Michael Cohen Will Share 'Chilling' Donald Trump Experiences, Says Lawyer Lanny Davis

The lawyer for Michael Cohen—the former so-called fixer and attorney for Donald Trump—said his client is primed to share "chilling" personal experiences he had with the president.

Speaking with the ABC News podcast The Investigation, Cohen's lawyer, Lanny Davis, said Cohen has to "tell his personal story to the American people."

"And when he does," Davis told ABC News, "you're going to hear personal, front-line experiences of memories and incidents and conduct, and comments that Donald Trump said over that 10-year time period behind closed doors that, to me when I first heard Michael tell me all this, even as much as I knew about Trump that was negative, was chilling."

Michael Cohen
Michael Cohen, President Donald Trump's former personal attorney, arrives at Manhattan federal court for his sentencing hearing on December 12, 2018. Eduardo Munoz Alvarez/Getty Images

Davis added that Cohen—when he finally appears before Congress after numerous delays—will be able to speak about Trump's character, as well as the fact that the president "speaks in bigoted words in private" and that he "has no moral character in defrauding people in his businesses."

Cohen—who was sentenced to three years in prison for various crimes, including lying to Congress and violating campaign finance laws—has said he would appear before Congress before reporting to prison on March 6.

The president has called his former lawyer a "rat," a common term in organized crime, for cooperating with authorities.

Trump tweeted in December: "Remember, Michael Cohen only became a 'Rat' after the FBI did something which was absolutely unthinkable & unheard of until the Witch Hunt was illegally started.
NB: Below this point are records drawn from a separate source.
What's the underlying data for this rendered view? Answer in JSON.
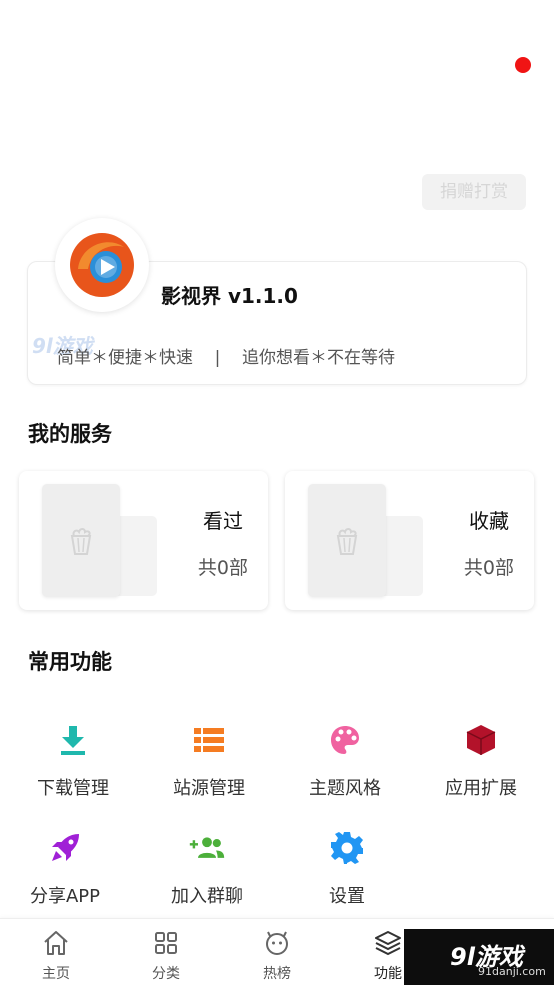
{
  "header": {
    "donate_label": "捐赠打赏"
  },
  "profile": {
    "app_name": "影视界 v1.1.0",
    "slogan": "简单＊便捷＊快速    |    追你想看＊不在等待",
    "watermark": "9l游戏"
  },
  "services": {
    "title": "我的服务",
    "items": [
      {
        "label": "看过",
        "count": "共0部"
      },
      {
        "label": "收藏",
        "count": "共0部"
      }
    ]
  },
  "functions": {
    "title": "常用功能",
    "items": [
      {
        "label": "下载管理",
        "icon": "download-icon",
        "color": "#1fb8ad"
      },
      {
        "label": "站源管理",
        "icon": "list-icon",
        "color": "#f57c22"
      },
      {
        "label": "主题风格",
        "icon": "palette-icon",
        "color": "#f062a0"
      },
      {
        "label": "应用扩展",
        "icon": "cube-icon",
        "color": "#b3122a"
      },
      {
        "label": "分享APP",
        "icon": "rocket-icon",
        "color": "#a020d6"
      },
      {
        "label": "加入群聊",
        "icon": "group-add-icon",
        "color": "#4caf3a"
      },
      {
        "label": "设置",
        "icon": "gear-icon",
        "color": "#2196f3"
      }
    ]
  },
  "bottom_nav": {
    "items": [
      {
        "label": "主页",
        "icon": "home-icon"
      },
      {
        "label": "分类",
        "icon": "grid-icon"
      },
      {
        "label": "热榜",
        "icon": "smile-icon"
      },
      {
        "label": "功能",
        "icon": "layers-icon"
      }
    ]
  },
  "brand": {
    "logo": "9l游戏",
    "url": "91danji.com"
  }
}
They BROKE INTO AN ATTORNEY'S OFFICE! Why didn't they break into the DNC to get the Server, or Crooked's office?"

Last month, Davis also called out Trump's attorney Rudy Giuliani for "witness tampering" while Cohen was delaying his appearance before Congress. Giuliani had suggested Cohen's family might be tied to organized crime.

"The last thing that Michael Cohen fears are partisan-hack questions from Republicans. We expect that. Let me be very clear: The House of Representatives now has an obligation. A resolution of censure, when the president of the United States indisputably intimidates and obstructs justice to prevent a witness from testifying, is in order," Davis said on ABC at the time.

"So is a federal, criminal investigation of Rudy Giuliani for witness tampering. Calling out a man's father-in-law and wife in order to intimidate the witness is not fair game," Davis added.